Basic Organizational Structures
An organization is a social entity with collective goals that is linked to an external environment. Most organizational structures fall into one of four types: pyramids/hierarchies, committees/juries, matrix organizations, and ecologies. From a business perspective, the choice of organizational design has substantial implications for strategy, authority distribution, resource allocation, and functional approaches.
An organization using a pyramid or hierarchy structure has a leader who is responsible for and makes all the decisions affecting the organization. This leader manages other organizational members. Pyramids and hierarchies often rely on bureaucratic practices, such as clearly defined roles and responsibilities and rigid command and control structures. Like a physical pyramid, these organizations need a sturdy base with sufficient members to support various levels of management within the overall structure so that the organization does not fall short of its goals.
From a business perspective, a hierarchy will often be divided according to function or geography. For example, a global retailer may utilize a geographic hierarchy at the upper level, with each geographic branch creating a functional hierarchy beneath it. A smaller organization operating in a single region may simply have a functional hierarchy.
Committees or juries consist of groups of peers who decide collectively, sometimes by casting votes, on the appropriate courses of action within an organization. Committees and juries have a basic distinction: members of a committee usually perform additional actions after the group reaches a decision, while a jury's work concludes once the group has reached a decision. In countries with common-law practices, for example, a jury of peers render innocent or guilty verdicts in the court system. Juries are often used to determine athletic contests, book awards, and similar contests.
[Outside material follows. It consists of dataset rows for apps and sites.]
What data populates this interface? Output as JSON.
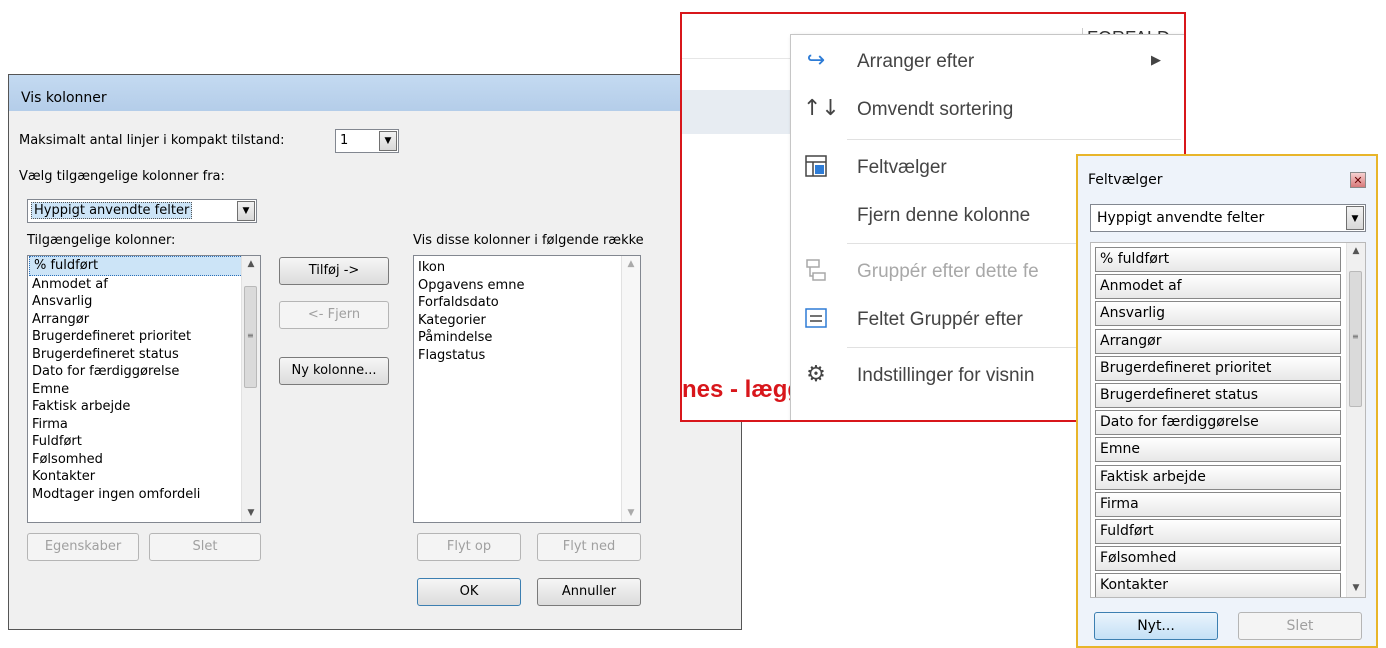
{
  "vis_kolonner": {
    "title": "Vis kolonner",
    "max_lines_label": "Maksimalt antal linjer i kompakt tilstand:",
    "max_lines_value": "1",
    "choose_from_label": "Vælg tilgængelige kolonner fra:",
    "choose_from_value": "Hyppigt anvendte felter",
    "available_label": "Tilgængelige kolonner:",
    "available_items": [
      "% fuldført",
      "Anmodet af",
      "Ansvarlig",
      "Arrangør",
      "Brugerdefineret prioritet",
      "Brugerdefineret status",
      "Dato for færdiggørelse",
      "Emne",
      "Faktisk arbejde",
      "Firma",
      "Fuldført",
      "Følsomhed",
      "Kontakter",
      "Modtager ingen omfordeli"
    ],
    "shown_label": "Vis disse kolonner i følgende række",
    "shown_items": [
      "Ikon",
      "Opgavens emne",
      "Forfaldsdato",
      "Kategorier",
      "Påmindelse",
      "Flagstatus"
    ],
    "add_button": "Tilføj ->",
    "remove_button": "<- Fjern",
    "new_column_button": "Ny kolonne...",
    "properties_button": "Egenskaber",
    "delete_button": "Slet",
    "move_up_button": "Flyt op",
    "move_down_button": "Flyt ned",
    "ok_button": "OK",
    "cancel_button": "Annuller"
  },
  "context_menu": {
    "header_fragment": "FORFALD",
    "background_text": "nes - lægges i tilbud og ...",
    "items": [
      {
        "label": "Arranger efter",
        "icon": "arrange-icon",
        "has_submenu": true,
        "enabled": true
      },
      {
        "label": "Omvendt sortering",
        "icon": "reverse-sort-icon",
        "enabled": true
      },
      {
        "label": "Feltvælger",
        "icon": "field-chooser-icon",
        "enabled": true
      },
      {
        "label": "Fjern denne kolonne",
        "icon": "",
        "enabled": true
      },
      {
        "label": "Gruppér efter dette fe",
        "icon": "group-by-icon",
        "enabled": false
      },
      {
        "label": "Feltet Gruppér efter",
        "icon": "group-by-box-icon",
        "enabled": true
      },
      {
        "label": "Indstillinger for visnin",
        "icon": "gear-icon",
        "enabled": true
      }
    ],
    "accent_color": "#d8161b"
  },
  "feltvaelger": {
    "title": "Feltvælger",
    "dropdown_value": "Hyppigt anvendte felter",
    "fields": [
      "% fuldført",
      "Anmodet af",
      "Ansvarlig",
      "Arrangør",
      "Brugerdefineret prioritet",
      "Brugerdefineret status",
      "Dato for færdiggørelse",
      "Emne",
      "Faktisk arbejde",
      "Firma",
      "Fuldført",
      "Følsomhed",
      "Kontakter"
    ],
    "new_button": "Nyt...",
    "delete_button": "Slet",
    "border_color": "#e8b52a"
  }
}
In the business world, a committee structure is more commonly found in smaller institutions. A start-up company with three people, for example, may easily function as a committee in which decisions are made via discussion. Committees represent a decentralized approach to organizational design and tend to have a collaborative, often unstructured workplace. The more people involved, the more disparate and less effective committee structures become.
Matrix organizations assign employees to two reporting lines, each with a boss representing a different hierarchy. One hierarchy is functional and assures that experts in the organization are well-trained and assessed by bosses who are highly qualified in the same areas of expertise. The other hierarchy is executive and works to ensure the experts bring specific projects to completion. Matrix organizations are by far the most complex and are more common in large corporations.
Projects can be organized by product, region, customer type, or other organizational need. The matrix structure combines the best parts of both separate structures. In a matrix organization, teams of employees perform work to take advantage of the strengths and compensate for the weaknesses of both the functional and decentralized forms of organizational structure. Matrix organizations may be further categorized as one of the following types:
- Weak/Functional Matrix: A project manager with limited authority is assigned to oversee cross-functional aspects of the project. Functional managers maintain control over their resources and project areas.
- Balanced/Functional Matrix: A project manager is assigned to oversee the project. Power is shared equally between the project manager and functional managers, combining the best aspects of functional and project-oriented organizations. This system is the most difficult to maintain because of difficulties in power-sharing.
- Strong/Project Matrix: A project manager is primarily responsible for the project. Functional managers provide technical expertise and assign resources as needed.
In ecologies, each business unit represents an individual profit center that holds employees accountable for the unit's profitability. These kinds of organizations foster intense competition, as all members are paid for the actual work they perform. Ineffective parts of the organization are left to fail and thriving parts are rewarded with more work. Companies that use this organizational structure define roles and responsibilities strictly, and each business unit tends to operate autonomously. In an ecology organization, clearly defined, measurable objectives that reflect the business's goals are critical.